----- EXTRACTED MATERIAL -----

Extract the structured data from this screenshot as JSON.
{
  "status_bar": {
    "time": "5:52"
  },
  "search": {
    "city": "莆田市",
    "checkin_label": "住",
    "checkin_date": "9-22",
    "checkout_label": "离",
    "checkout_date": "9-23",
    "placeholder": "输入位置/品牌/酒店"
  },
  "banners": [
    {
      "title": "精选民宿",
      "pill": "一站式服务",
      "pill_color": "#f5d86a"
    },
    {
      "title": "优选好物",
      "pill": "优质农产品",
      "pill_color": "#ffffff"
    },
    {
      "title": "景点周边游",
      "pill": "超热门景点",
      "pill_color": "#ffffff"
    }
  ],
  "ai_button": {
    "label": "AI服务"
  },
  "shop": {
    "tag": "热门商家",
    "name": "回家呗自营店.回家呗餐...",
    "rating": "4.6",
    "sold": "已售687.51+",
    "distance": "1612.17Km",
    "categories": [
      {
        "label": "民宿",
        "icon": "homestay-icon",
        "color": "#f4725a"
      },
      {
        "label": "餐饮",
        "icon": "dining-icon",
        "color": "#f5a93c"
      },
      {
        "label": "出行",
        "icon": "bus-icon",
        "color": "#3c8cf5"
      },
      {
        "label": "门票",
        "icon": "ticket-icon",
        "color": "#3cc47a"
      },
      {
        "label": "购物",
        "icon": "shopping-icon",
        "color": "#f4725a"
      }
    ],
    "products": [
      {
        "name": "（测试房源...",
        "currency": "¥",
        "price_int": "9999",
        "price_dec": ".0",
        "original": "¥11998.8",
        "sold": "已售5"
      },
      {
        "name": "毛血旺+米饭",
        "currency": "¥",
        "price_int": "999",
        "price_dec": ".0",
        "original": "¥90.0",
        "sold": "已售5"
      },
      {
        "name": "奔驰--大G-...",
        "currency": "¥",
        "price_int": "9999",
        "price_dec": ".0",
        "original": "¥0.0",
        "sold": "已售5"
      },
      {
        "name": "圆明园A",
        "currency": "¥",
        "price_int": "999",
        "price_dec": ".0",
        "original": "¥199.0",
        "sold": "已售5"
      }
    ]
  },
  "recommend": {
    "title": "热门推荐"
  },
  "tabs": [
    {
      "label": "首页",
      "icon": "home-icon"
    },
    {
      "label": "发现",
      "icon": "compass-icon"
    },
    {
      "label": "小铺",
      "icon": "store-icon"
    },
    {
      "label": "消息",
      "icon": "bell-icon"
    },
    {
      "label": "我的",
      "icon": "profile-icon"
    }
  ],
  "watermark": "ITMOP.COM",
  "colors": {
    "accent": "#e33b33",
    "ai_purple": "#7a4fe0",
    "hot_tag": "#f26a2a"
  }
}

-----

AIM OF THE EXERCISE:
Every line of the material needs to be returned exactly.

RESPONSE BELOW:
Extract the structured data from this screenshot as JSON.
{
  "status_bar": {
    "time": "5:52"
  },
  "search": {
    "city": "莆田市",
    "checkin_label": "住",
    "checkin_date": "9-22",
    "checkout_label": "离",
    "checkout_date": "9-23",
    "placeholder": "输入位置/品牌/酒店"
  },
  "banners": [
    {
      "title": "精选民宿",
      "pill": "一站式服务",
      "pill_color": "#f5d86a"
    },
    {
      "title": "优选好物",
      "pill": "优质农产品",
      "pill_color": "#ffffff"
    },
    {
      "title": "景点周边游",
      "pill": "超热门景点",
      "pill_color": "#ffffff"
    }
  ],
  "ai_button": {
    "label": "AI服务"
  },
  "shop": {
    "tag": "热门商家",
    "name": "回家呗自营店.回家呗餐...",
    "rating": "4.6",
    "sold": "已售687.51+",
    "distance": "1612.17Km",
    "categories": [
      {
        "label": "民宿",
        "icon": "homestay-icon",
        "color": "#f4725a"
      },
      {
        "label": "餐饮",
        "icon": "dining-icon",
        "color": "#f5a93c"
      },
      {
        "label": "出行",
        "icon": "bus-icon",
        "color": "#3c8cf5"
      },
      {
        "label": "门票",
        "icon": "ticket-icon",
        "color": "#3cc47a"
      },
      {
        "label": "购物",
        "icon": "shopping-icon",
        "color": "#f4725a"
      }
    ],
    "products": [
      {
        "name": "（测试房源...",
        "currency": "¥",
        "price_int": "9999",
        "price_dec": ".0",
        "original": "¥11998.8",
        "sold": "已售5"
      },
      {
        "name": "毛血旺+米饭",
        "currency": "¥",
        "price_int": "999",
        "price_dec": ".0",
        "original": "¥90.0",
        "sold": "已售5"
      },
      {
        "name": "奔驰--大G-...",
        "currency": "¥",
        "price_int": "9999",
        "price_dec": ".0",
        "original": "¥0.0",
        "sold": "已售5"
      },
      {
        "name": "圆明园A",
        "currency": "¥",
        "price_int": "999",
        "price_dec": ".0",
        "original": "¥199.0",
        "sold": "已售5"
      }
    ]
  },
  "recommend": {
    "title": "热门推荐"
  },
  "tabs": [
    {
      "label": "首页",
      "icon": "home-icon"
    },
    {
      "label": "发现",
      "icon": "compass-icon"
    },
    {
      "label": "小铺",
      "icon": "store-icon"
    },
    {
      "label": "消息",
      "icon": "bell-icon"
    },
    {
      "label": "我的",
      "icon": "profile-icon"
    }
  ],
  "watermark": "ITMOP.COM",
  "colors": {
    "accent": "#e33b33",
    "ai_purple": "#7a4fe0",
    "hot_tag": "#f26a2a"
  }
}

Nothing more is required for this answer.